You’ve probably seen heat lightning — those far off flickers of light miles away up in the clouds.
But did you know that heat lightning is really just ordinary lightning that is too far away for you to hear thunder from?
Lightning doesn’t ordinarily travel well beyond 10 to 12 miles, but you can easily see lightning flashes up in the clouds from over 50 miles away. That’s why you can’t always hear thunder when you see heat lightning.
So why do we call it heat lightning? The answer is probably best explained by the fact that lightning is usually seen during the warm summer evenings, when the hot conditions are ripe for thunderstorms to form.
This video shows a heat lightning storm in action:
I’m a roller coaster junkie, a weather enthusiast, a frequent traveler, and a numismatist. My love for coins began when I was 11 years old. I primarily collect and study U.S. coins produced during the 20th century. I’m a member of the American Numismatic Association (ANA) and the Numismatic Literary Guild (NLG). I’ve also been studying meteorology and watching weather patterns for years.
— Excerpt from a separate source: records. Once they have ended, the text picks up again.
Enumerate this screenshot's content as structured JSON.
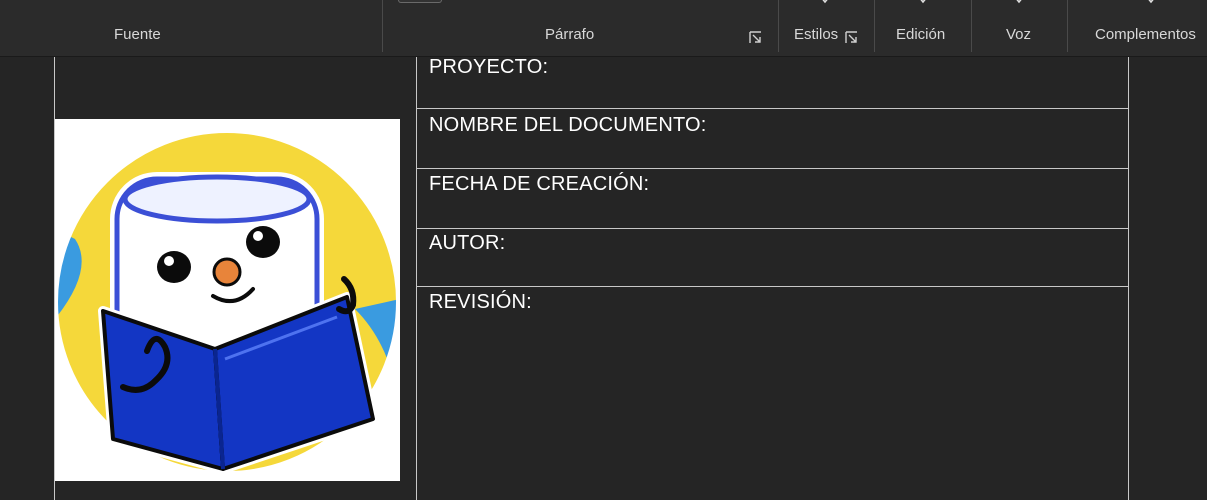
{
  "ribbon": {
    "groups": {
      "fuente": "Fuente",
      "parrafo": "Párrafo",
      "estilos": "Estilos",
      "edicion": "Edición",
      "voz": "Voz",
      "complementos": "Complementos"
    }
  },
  "document": {
    "table_rows": [
      "PROYECTO:",
      "NOMBRE DEL DOCUMENTO:",
      "FECHA DE CREACIÓN:",
      "AUTOR:",
      "REVISIÓN:"
    ],
    "logo": {
      "icon": "reading-marshmallow-mascot-icon",
      "colors": {
        "background_circle": "#f5d83a",
        "book": "#1336c4",
        "outline": "#0b0b0b",
        "face": "#ffffff",
        "nose": "#e8843a"
      }
    }
  }
}
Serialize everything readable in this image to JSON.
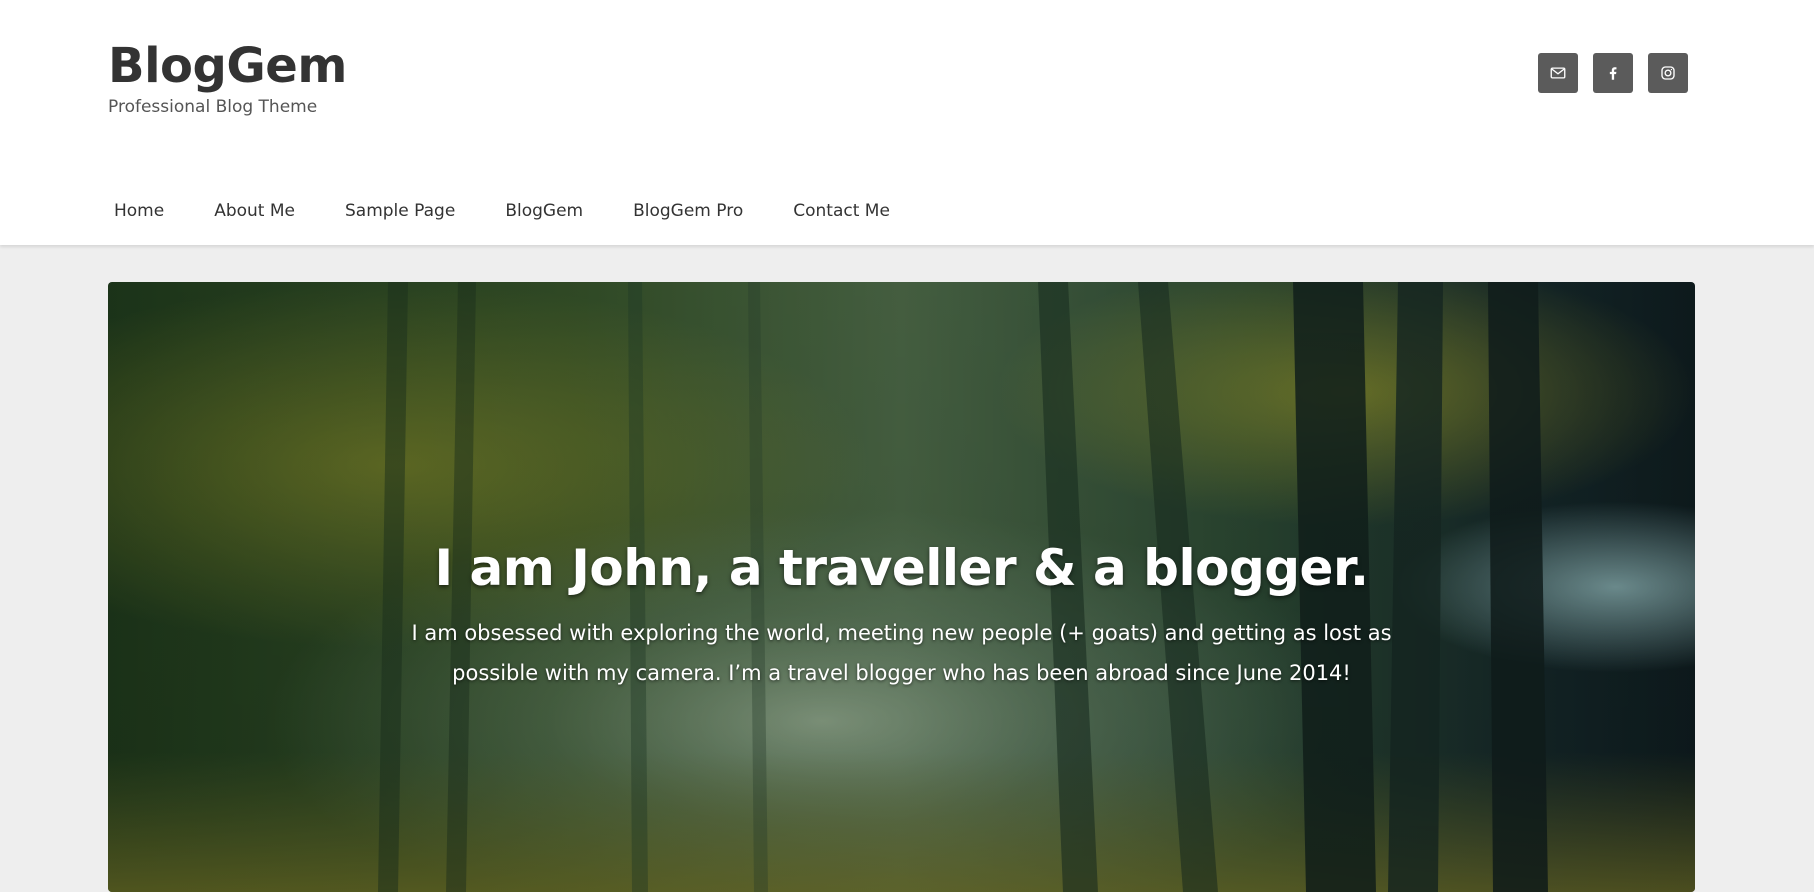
{
  "site": {
    "title": "BlogGem",
    "tagline": "Professional Blog Theme"
  },
  "social": [
    {
      "name": "email",
      "icon": "envelope-icon"
    },
    {
      "name": "facebook",
      "icon": "facebook-icon"
    },
    {
      "name": "instagram",
      "icon": "instagram-icon"
    }
  ],
  "nav": {
    "items": [
      {
        "label": "Home"
      },
      {
        "label": "About Me"
      },
      {
        "label": "Sample Page"
      },
      {
        "label": "BlogGem"
      },
      {
        "label": "BlogGem Pro"
      },
      {
        "label": "Contact Me"
      }
    ]
  },
  "hero": {
    "title": "I am John, a traveller & a blogger.",
    "description": "I am obsessed with exploring the world, meeting new people (+ goats) and getting as lost as possible with my camera. I’m a travel blogger who has been abroad since June 2014!",
    "image": "forest-path-image"
  },
  "colors": {
    "page_background": "#eeeeee",
    "header_background": "#ffffff",
    "social_button": "#5b5b5b",
    "text_dark": "#333333",
    "hero_text": "#ffffff"
  }
}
I enjoy sharing little-known facts and fun stuff about coins, weather, travel, health, food, and living green… on a budget.